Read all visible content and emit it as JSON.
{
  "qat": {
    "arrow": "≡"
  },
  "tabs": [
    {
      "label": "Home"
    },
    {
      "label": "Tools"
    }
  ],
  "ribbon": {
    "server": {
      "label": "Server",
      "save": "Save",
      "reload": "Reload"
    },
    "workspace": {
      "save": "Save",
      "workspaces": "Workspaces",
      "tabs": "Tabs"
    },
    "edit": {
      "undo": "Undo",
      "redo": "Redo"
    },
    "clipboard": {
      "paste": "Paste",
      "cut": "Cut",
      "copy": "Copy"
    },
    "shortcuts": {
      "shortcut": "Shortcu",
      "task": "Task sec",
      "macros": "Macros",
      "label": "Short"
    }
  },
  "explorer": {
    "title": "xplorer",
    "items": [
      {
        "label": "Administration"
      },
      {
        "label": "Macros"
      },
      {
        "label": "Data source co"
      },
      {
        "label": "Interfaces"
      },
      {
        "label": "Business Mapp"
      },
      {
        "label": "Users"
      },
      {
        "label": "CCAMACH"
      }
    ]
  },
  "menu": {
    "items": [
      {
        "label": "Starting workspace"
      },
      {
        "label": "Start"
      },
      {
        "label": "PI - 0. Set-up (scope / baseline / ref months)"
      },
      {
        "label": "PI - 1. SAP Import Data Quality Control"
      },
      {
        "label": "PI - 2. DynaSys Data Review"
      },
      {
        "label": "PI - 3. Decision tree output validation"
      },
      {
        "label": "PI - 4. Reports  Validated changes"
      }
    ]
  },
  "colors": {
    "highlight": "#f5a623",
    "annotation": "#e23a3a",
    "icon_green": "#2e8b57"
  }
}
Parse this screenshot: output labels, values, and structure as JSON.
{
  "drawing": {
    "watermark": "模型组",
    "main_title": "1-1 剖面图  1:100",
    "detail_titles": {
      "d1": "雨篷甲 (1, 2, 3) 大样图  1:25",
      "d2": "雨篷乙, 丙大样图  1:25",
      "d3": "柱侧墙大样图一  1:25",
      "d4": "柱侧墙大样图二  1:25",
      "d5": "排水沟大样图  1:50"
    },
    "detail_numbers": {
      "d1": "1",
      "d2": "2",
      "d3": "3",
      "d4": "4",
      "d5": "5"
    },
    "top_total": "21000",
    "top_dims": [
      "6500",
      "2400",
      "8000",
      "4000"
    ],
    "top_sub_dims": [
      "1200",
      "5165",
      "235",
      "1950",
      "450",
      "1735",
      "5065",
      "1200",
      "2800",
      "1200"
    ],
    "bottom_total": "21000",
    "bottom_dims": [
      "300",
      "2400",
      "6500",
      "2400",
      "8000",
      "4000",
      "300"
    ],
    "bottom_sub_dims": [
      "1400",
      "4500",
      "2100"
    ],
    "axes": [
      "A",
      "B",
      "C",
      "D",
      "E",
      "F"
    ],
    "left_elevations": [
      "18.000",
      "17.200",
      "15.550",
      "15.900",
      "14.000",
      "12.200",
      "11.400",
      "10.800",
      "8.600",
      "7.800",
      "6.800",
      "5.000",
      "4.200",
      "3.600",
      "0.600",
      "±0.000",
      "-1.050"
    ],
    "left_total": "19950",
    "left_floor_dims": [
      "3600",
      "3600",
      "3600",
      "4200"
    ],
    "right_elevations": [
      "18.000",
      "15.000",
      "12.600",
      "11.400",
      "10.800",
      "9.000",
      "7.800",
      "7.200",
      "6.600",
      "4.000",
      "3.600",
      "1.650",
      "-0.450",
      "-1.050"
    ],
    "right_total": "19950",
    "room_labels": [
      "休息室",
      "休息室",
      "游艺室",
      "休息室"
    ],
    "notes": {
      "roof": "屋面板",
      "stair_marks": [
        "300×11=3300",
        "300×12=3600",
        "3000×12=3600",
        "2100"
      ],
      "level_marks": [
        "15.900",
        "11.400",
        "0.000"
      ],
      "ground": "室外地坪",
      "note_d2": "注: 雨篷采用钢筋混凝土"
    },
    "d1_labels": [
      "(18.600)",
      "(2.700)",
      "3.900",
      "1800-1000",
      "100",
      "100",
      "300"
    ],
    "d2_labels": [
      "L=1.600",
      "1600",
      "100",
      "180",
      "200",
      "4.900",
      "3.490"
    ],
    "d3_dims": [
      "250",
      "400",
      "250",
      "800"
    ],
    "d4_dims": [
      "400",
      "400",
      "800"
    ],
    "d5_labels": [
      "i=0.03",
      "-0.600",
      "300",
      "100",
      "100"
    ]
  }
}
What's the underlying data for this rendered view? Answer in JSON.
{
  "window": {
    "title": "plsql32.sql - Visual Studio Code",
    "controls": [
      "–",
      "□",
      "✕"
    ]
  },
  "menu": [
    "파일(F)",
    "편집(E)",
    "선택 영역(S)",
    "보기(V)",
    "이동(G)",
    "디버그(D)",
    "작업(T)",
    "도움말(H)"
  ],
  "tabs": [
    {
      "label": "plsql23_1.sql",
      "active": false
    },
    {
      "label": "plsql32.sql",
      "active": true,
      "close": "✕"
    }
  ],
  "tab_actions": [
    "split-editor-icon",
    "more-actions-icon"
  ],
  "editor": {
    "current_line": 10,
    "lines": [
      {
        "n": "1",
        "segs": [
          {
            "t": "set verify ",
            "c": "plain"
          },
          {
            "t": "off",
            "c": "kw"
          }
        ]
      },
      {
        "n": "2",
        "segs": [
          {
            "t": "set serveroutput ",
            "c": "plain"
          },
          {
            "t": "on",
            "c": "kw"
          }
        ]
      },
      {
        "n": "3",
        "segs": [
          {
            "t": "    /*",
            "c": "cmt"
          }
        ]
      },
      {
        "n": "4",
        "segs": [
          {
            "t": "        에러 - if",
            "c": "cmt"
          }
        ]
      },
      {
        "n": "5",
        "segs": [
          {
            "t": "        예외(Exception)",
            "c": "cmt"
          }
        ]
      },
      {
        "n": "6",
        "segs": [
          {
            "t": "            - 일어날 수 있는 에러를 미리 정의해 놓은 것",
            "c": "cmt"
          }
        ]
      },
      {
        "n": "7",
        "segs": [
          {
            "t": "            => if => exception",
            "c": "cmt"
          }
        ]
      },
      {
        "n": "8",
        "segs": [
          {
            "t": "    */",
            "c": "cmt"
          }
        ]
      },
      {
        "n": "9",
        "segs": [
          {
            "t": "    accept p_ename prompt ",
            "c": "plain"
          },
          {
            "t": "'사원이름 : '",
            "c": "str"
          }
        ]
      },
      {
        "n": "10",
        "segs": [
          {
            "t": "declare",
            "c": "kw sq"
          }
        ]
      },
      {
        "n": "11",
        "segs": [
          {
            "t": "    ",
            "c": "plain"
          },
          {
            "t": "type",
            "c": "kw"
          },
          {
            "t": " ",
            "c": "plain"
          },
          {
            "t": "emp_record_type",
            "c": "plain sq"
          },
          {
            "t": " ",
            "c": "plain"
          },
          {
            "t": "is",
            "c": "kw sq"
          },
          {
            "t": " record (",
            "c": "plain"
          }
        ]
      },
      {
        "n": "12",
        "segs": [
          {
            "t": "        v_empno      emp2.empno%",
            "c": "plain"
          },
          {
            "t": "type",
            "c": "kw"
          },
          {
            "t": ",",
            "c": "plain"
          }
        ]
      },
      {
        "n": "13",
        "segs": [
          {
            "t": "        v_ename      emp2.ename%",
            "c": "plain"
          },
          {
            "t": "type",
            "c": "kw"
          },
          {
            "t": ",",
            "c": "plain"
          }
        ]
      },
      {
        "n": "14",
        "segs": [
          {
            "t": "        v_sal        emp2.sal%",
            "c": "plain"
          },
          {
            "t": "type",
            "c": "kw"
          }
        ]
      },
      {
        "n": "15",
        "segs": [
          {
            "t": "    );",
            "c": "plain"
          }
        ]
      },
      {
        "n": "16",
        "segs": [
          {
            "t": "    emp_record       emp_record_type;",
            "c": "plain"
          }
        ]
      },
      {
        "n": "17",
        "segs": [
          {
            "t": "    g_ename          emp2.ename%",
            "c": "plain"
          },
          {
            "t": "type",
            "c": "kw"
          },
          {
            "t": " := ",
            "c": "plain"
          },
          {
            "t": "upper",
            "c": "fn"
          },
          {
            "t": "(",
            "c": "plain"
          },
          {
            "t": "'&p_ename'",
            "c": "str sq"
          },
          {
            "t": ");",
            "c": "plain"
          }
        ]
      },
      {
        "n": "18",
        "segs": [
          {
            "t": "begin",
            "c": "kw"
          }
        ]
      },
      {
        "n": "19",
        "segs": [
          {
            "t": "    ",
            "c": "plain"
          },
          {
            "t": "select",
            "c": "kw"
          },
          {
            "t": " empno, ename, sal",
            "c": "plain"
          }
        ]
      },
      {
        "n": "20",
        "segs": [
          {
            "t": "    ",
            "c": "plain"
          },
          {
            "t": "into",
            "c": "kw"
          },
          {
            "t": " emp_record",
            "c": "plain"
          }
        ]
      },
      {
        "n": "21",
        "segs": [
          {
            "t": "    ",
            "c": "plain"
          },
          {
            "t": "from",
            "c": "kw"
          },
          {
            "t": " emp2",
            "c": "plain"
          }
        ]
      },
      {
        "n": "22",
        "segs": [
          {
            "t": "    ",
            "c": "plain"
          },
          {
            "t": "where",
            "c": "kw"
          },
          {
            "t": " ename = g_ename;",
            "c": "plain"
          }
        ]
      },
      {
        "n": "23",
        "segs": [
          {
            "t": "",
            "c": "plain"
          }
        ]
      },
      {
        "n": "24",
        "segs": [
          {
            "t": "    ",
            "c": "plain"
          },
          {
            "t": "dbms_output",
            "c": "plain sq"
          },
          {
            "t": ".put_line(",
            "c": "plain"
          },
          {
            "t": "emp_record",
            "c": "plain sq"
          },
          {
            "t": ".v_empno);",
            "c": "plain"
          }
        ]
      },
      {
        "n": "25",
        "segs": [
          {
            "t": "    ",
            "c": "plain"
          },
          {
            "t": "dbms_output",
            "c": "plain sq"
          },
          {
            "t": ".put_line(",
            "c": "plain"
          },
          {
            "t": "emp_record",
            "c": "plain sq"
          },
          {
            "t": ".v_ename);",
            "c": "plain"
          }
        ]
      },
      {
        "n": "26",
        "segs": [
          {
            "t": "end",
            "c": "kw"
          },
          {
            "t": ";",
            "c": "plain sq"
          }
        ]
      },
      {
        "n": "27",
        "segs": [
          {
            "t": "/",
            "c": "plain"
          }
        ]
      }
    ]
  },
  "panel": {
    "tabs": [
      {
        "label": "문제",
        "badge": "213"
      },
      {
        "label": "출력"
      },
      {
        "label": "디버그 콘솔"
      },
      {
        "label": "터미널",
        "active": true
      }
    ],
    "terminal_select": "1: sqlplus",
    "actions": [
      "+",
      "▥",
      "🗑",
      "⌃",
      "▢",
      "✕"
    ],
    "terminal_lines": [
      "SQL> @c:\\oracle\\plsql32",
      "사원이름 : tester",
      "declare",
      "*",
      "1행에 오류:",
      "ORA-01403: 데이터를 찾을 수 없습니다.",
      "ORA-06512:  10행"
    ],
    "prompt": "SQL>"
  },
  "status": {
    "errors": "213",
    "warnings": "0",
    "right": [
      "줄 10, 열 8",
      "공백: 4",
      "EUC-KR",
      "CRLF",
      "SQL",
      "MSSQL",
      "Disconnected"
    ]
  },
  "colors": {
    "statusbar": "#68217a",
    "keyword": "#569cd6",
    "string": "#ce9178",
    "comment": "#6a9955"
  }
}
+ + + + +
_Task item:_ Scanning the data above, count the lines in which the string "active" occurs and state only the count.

_Solution to this problem:_ 3